→ ASSIGNED TASK:
Every line below that carries the word "false" needs to be copied.
(DATA FOR THIS TASK begins)
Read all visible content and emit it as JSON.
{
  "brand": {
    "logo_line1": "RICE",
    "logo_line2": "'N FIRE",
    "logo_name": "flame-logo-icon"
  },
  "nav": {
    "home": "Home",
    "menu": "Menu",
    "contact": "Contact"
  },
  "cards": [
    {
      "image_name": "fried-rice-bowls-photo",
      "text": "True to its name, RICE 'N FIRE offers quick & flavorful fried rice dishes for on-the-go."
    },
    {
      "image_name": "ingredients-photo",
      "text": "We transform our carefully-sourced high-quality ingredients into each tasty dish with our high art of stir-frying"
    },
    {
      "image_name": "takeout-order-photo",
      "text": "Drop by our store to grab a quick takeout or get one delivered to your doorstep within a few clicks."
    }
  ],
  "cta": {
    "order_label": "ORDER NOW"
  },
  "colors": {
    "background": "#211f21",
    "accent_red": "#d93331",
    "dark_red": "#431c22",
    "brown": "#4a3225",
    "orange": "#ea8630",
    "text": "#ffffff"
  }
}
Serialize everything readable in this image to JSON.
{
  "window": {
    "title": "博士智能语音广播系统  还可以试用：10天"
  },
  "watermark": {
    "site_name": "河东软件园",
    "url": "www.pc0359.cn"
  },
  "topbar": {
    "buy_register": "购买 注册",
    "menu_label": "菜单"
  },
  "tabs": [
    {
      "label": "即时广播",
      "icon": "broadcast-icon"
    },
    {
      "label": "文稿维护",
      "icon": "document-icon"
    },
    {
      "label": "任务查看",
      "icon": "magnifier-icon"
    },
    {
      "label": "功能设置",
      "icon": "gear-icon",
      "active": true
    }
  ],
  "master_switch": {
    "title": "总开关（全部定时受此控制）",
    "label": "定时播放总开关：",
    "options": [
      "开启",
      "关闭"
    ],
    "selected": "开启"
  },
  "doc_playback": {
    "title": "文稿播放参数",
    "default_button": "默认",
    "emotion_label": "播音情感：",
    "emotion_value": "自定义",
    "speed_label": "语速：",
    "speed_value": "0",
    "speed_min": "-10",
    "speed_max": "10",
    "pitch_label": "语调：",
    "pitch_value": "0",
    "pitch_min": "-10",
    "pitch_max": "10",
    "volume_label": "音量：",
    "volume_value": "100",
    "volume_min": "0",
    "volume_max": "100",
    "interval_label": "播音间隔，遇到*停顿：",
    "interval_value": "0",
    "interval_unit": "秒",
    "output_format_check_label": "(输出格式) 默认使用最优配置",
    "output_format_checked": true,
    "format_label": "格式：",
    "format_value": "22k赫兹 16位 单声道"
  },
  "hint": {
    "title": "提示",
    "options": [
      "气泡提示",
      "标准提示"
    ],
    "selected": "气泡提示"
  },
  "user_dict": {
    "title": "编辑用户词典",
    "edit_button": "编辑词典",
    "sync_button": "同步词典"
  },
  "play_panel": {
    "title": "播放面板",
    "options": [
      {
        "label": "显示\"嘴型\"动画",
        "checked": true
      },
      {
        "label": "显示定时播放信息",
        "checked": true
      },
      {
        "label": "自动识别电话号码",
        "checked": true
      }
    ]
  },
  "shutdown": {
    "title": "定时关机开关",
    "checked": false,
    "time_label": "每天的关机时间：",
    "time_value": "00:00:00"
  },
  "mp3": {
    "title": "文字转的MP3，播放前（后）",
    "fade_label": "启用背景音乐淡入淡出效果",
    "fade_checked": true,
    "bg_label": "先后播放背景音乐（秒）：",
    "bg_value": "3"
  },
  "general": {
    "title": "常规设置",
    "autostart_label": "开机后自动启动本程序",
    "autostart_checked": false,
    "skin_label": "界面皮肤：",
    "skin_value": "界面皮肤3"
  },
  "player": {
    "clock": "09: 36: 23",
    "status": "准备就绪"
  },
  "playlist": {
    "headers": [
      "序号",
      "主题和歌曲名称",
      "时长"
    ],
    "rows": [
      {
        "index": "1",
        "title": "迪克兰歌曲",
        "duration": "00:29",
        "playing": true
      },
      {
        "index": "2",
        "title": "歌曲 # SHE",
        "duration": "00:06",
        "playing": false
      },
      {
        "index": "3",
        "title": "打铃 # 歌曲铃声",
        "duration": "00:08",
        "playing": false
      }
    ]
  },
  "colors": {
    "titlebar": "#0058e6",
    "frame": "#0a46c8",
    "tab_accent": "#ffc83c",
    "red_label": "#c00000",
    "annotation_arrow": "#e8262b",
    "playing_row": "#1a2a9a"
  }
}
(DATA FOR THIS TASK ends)
→ RESULT OF THE TASK:
    "checked": false,
    "autostart_checked": false,
        "playing": false
        "playing": false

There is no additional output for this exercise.